» **INSTRUCTIONS FOR THE TASK**
Each record below needs to be retyped exactly.

» **SUPPLIED RECORDS**
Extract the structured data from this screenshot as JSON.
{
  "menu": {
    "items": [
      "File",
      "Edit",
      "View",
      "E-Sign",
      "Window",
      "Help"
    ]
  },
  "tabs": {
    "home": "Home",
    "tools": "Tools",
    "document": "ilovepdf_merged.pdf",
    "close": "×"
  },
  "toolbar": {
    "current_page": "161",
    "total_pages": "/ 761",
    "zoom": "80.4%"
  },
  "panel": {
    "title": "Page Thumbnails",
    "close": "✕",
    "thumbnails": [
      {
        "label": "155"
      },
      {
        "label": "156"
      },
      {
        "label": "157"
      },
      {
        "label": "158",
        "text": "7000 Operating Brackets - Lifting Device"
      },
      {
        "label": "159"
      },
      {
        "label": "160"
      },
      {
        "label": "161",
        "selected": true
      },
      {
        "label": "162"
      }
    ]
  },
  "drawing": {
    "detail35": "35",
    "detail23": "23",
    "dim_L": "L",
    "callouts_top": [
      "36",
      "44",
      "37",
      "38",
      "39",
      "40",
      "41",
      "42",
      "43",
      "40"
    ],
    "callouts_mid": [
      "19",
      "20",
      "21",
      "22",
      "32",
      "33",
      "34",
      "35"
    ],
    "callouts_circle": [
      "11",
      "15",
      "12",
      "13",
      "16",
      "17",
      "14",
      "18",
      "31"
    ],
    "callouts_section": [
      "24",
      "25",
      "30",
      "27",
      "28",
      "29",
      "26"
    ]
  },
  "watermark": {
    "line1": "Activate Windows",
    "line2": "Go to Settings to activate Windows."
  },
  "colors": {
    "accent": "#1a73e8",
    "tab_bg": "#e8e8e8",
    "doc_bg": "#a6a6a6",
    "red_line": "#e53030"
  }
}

» **YOUR SOLUTION**
Extract the structured data from this screenshot as JSON.
{
  "menu": {
    "items": [
      "File",
      "Edit",
      "View",
      "E-Sign",
      "Window",
      "Help"
    ]
  },
  "tabs": {
    "home": "Home",
    "tools": "Tools",
    "document": "ilovepdf_merged.pdf",
    "close": "×"
  },
  "toolbar": {
    "current_page": "161",
    "total_pages": "/ 761",
    "zoom": "80.4%"
  },
  "panel": {
    "title": "Page Thumbnails",
    "close": "✕",
    "thumbnails": [
      {
        "label": "155"
      },
      {
        "label": "156"
      },
      {
        "label": "157"
      },
      {
        "label": "158",
        "text": "7000 Operating Brackets - Lifting Device"
      },
      {
        "label": "159"
      },
      {
        "label": "160"
      },
      {
        "label": "161",
        "selected": true
      },
      {
        "label": "162"
      }
    ]
  },
  "drawing": {
    "detail35": "35",
    "detail23": "23",
    "dim_L": "L",
    "callouts_top": [
      "36",
      "44",
      "37",
      "38",
      "39",
      "40",
      "41",
      "42",
      "43",
      "40"
    ],
    "callouts_mid": [
      "19",
      "20",
      "21",
      "22",
      "32",
      "33",
      "34",
      "35"
    ],
    "callouts_circle": [
      "11",
      "15",
      "12",
      "13",
      "16",
      "17",
      "14",
      "18",
      "31"
    ],
    "callouts_section": [
      "24",
      "25",
      "30",
      "27",
      "28",
      "29",
      "26"
    ]
  },
  "watermark": {
    "line1": "Activate Windows",
    "line2": "Go to Settings to activate Windows."
  },
  "colors": {
    "accent": "#1a73e8",
    "tab_bg": "#e8e8e8",
    "doc_bg": "#a6a6a6",
    "red_line": "#e53030"
  }
}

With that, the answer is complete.